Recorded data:
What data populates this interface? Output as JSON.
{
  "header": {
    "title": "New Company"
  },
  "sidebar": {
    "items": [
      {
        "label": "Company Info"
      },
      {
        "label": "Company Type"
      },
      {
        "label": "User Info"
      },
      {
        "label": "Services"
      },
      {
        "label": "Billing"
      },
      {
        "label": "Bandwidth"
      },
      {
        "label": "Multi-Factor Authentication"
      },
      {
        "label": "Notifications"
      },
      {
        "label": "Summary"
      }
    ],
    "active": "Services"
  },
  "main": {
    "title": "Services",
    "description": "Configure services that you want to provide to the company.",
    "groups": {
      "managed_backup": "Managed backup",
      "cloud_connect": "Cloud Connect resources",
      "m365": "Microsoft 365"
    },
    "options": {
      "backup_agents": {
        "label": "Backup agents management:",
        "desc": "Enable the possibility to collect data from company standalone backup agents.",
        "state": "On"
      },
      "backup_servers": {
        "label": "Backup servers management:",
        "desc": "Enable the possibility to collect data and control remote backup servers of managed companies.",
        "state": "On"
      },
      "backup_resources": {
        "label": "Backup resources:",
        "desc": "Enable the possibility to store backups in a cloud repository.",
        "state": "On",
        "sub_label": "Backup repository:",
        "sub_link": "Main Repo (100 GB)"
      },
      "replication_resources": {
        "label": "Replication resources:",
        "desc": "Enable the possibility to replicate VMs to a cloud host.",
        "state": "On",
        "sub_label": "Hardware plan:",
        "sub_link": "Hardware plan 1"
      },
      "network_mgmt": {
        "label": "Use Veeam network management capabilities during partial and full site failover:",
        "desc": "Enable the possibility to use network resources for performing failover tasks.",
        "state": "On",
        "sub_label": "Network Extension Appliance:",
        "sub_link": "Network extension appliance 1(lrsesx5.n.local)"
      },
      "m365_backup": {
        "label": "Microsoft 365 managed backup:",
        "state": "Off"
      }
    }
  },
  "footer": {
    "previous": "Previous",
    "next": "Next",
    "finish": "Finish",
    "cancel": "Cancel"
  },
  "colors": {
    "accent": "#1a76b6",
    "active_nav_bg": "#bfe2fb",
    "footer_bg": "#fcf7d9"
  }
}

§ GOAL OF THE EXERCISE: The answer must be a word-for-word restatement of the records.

§ RESULT OF THIS TASK:
What data populates this interface? Output as JSON.
{
  "header": {
    "title": "New Company"
  },
  "sidebar": {
    "items": [
      {
        "label": "Company Info"
      },
      {
        "label": "Company Type"
      },
      {
        "label": "User Info"
      },
      {
        "label": "Services"
      },
      {
        "label": "Billing"
      },
      {
        "label": "Bandwidth"
      },
      {
        "label": "Multi-Factor Authentication"
      },
      {
        "label": "Notifications"
      },
      {
        "label": "Summary"
      }
    ],
    "active": "Services"
  },
  "main": {
    "title": "Services",
    "description": "Configure services that you want to provide to the company.",
    "groups": {
      "managed_backup": "Managed backup",
      "cloud_connect": "Cloud Connect resources",
      "m365": "Microsoft 365"
    },
    "options": {
      "backup_agents": {
        "label": "Backup agents management:",
        "desc": "Enable the possibility to collect data from company standalone backup agents.",
        "state": "On"
      },
      "backup_servers": {
        "label": "Backup servers management:",
        "desc": "Enable the possibility to collect data and control remote backup servers of managed companies.",
        "state": "On"
      },
      "backup_resources": {
        "label": "Backup resources:",
        "desc": "Enable the possibility to store backups in a cloud repository.",
        "state": "On",
        "sub_label": "Backup repository:",
        "sub_link": "Main Repo (100 GB)"
      },
      "replication_resources": {
        "label": "Replication resources:",
        "desc": "Enable the possibility to replicate VMs to a cloud host.",
        "state": "On",
        "sub_label": "Hardware plan:",
        "sub_link": "Hardware plan 1"
      },
      "network_mgmt": {
        "label": "Use Veeam network management capabilities during partial and full site failover:",
        "desc": "Enable the possibility to use network resources for performing failover tasks.",
        "state": "On",
        "sub_label": "Network Extension Appliance:",
        "sub_link": "Network extension appliance 1(lrsesx5.n.local)"
      },
      "m365_backup": {
        "label": "Microsoft 365 managed backup:",
        "state": "Off"
      }
    }
  },
  "footer": {
    "previous": "Previous",
    "next": "Next",
    "finish": "Finish",
    "cancel": "Cancel"
  },
  "colors": {
    "accent": "#1a76b6",
    "active_nav_bg": "#bfe2fb",
    "footer_bg": "#fcf7d9"
  }
}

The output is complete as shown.